It is impossible to accurately determine how many drinks someone would need to consume in order to reach a Blood Alcohol Concentration (BAC) of. 025 as it varies drastically depending on a variety of factors such as weight, type of beverage, volume of beverage consumed, etc.
A person’s Gender and time spent drinking also play a role in determining BAC. Generally speaking, a heavy drinker may be able to reach a BAC of. 025 after two or three drinks, while a light drinker may take four or five drinks to reach this level.
It is important to note that BAC readings provide an approximate idea of how much alcohol is present in an individual’s system. Although this method can be used to calculate the number of drinks an individual would need to consume to reach a level of.
025 BAC, it is not intended to be a precise measurement. Furthermore, individuals should always be aware that no two drinks are exactly alike; two drinks may vary based on the type of beverage, the amount of alcohol or other ingredients, and the amount consumed.
As such, the only way to accurately determine how many drinks one would need to consume to reach a certain BAC is to rely on a Breathalyzer test, which typically provides an exact measure of one’s BAC.
What does 0.008 mean on a breathalyzer?
0. 008 on a breathalyzer indicates a blood alcohol content (BAC) of 0.08%. This is the current legal limit for operating a motor vehicle in the United States.
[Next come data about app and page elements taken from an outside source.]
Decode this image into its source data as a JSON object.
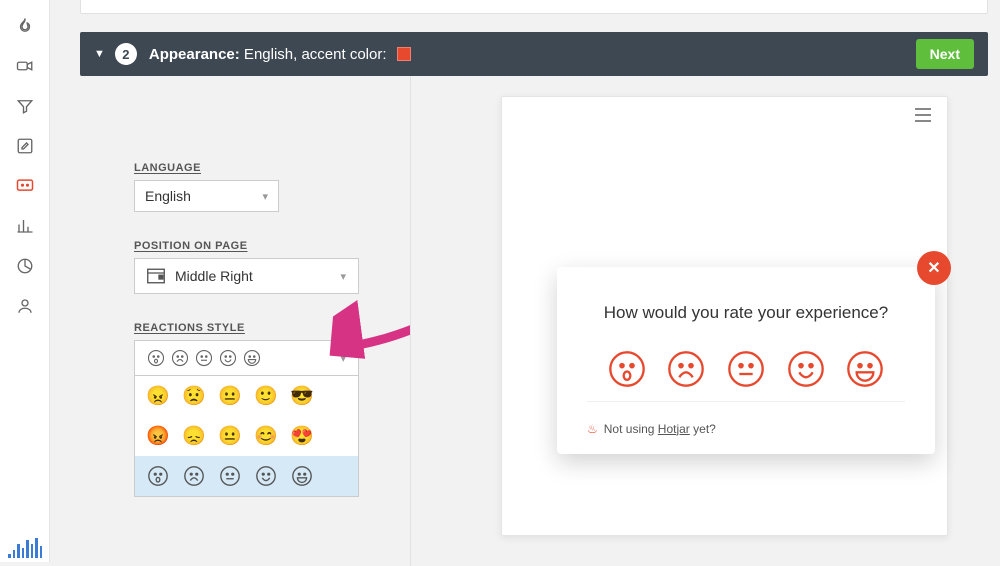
{
  "colors": {
    "accent": "#e7492e"
  },
  "sidebar": {
    "icons": [
      "flame",
      "videocam",
      "funnel",
      "edit-square",
      "survey",
      "bar-chart",
      "pie",
      "person"
    ]
  },
  "step": {
    "number": "2",
    "title_bold": "Appearance:",
    "title_rest": " English, accent color:",
    "next_label": "Next"
  },
  "config": {
    "language_label": "Language",
    "language_value": "English",
    "position_label": "Position on page",
    "position_value": "Middle Right",
    "reactions_label": "Reactions style",
    "reaction_rows": [
      {
        "style": "lego",
        "selected": false
      },
      {
        "style": "emoji",
        "selected": false
      },
      {
        "style": "outline",
        "selected": true
      }
    ]
  },
  "preview": {
    "question": "How would you rate your experience?",
    "footer_prefix": "Not using ",
    "footer_link": "Hotjar",
    "footer_suffix": " yet?"
  }
}
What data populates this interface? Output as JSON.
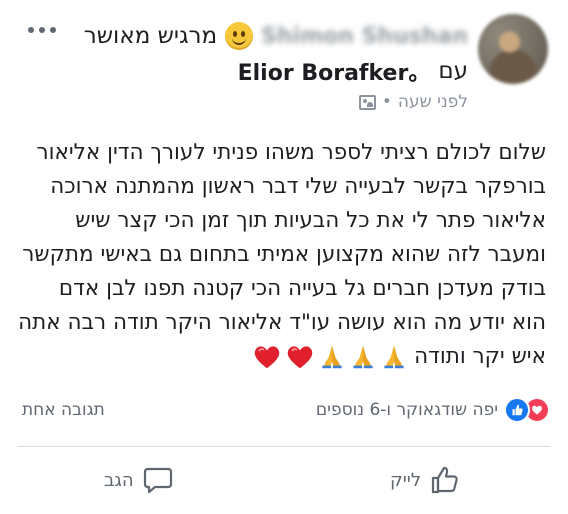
{
  "post": {
    "author_name": "Shimon Shushan",
    "feeling_text": "מרגיש מאושר",
    "with_prefix": "עם",
    "tagged_name": "Elior Borafker",
    "tagged_suffix": "。",
    "time": "לפני שעה",
    "separator": "•",
    "body_lines": [
      "שלום לכולם רציתי לספר משהו פניתי לעורך הדין אליאור",
      "בורפקר בקשר לבעייה שלי דבר ראשון מהמתנה ארוכה",
      "אליאור פתר לי את כל הבעיות תוך זמן הכי קצר שיש",
      "ומעבר לזה שהוא מקצוען אמיתי בתחום גם באישי מתקשר",
      "בודק מעדכן חברים גל בעייה הכי קטנה תפנו לבן אדם",
      "הוא יודע מה הוא עושה עו\"ד אליאור היקר תודה רבה אתה",
      "איש יקר ותודה"
    ]
  },
  "reactions": {
    "text": "יפה שודגאוקר ו-6 נוספים",
    "comments_count": "תגובה אחת"
  },
  "actions": {
    "like_label": "לייק",
    "comment_label": "הגב"
  },
  "icons": {
    "feeling": "smiling-face-icon",
    "privacy": "friends-privacy-icon",
    "more": "more-options-icon",
    "like": "thumbs-up-icon",
    "comment": "speech-bubble-icon",
    "heart": "red-heart-icon",
    "pray": "folded-hands-icon"
  },
  "colors": {
    "like_blue": "#1877f2",
    "love_red": "#f33e58",
    "meta_gray": "#606770",
    "heart_red": "#e0202c",
    "pray_yellow": "#f5b731"
  }
}
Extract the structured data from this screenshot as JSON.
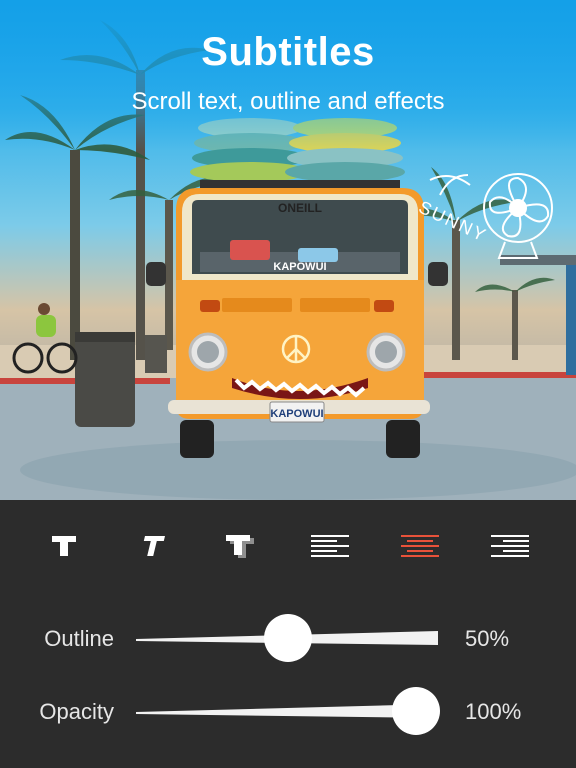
{
  "header": {
    "title": "Subtitles",
    "subtitle": "Scroll text, outline and effects"
  },
  "photo": {
    "sticker_text": "SUNNY",
    "van_brand": "ONEILL",
    "plate": "KAPOWUI",
    "windshield_text": "KAPOWUI"
  },
  "toolbar": {
    "items": [
      {
        "name": "text-style-bold",
        "icon": "bold-t-icon"
      },
      {
        "name": "text-style-italic",
        "icon": "italic-t-icon"
      },
      {
        "name": "text-style-shadow",
        "icon": "shadow-t-icon"
      },
      {
        "name": "align-left",
        "icon": "align-left-icon"
      },
      {
        "name": "align-center",
        "icon": "align-center-icon",
        "selected": true
      },
      {
        "name": "align-right",
        "icon": "align-right-icon"
      }
    ],
    "active_color": "#e8523a",
    "icon_color": "#ffffff"
  },
  "sliders": {
    "outline": {
      "label": "Outline",
      "value_text": "50%",
      "value": 0.5
    },
    "opacity": {
      "label": "Opacity",
      "value_text": "100%",
      "value": 1.0
    }
  }
}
It is important to note that any BAC over the legal limit can indicate impairment, thereby increasing the likelihood of an accident.
Individuals with higher BAC levels may also be arrested for driving under the influence (DUI) or driving while intoxicated (DWI). Therefore, it is always advisable to use caution and not operate a motor vehicle after consuming alcohol.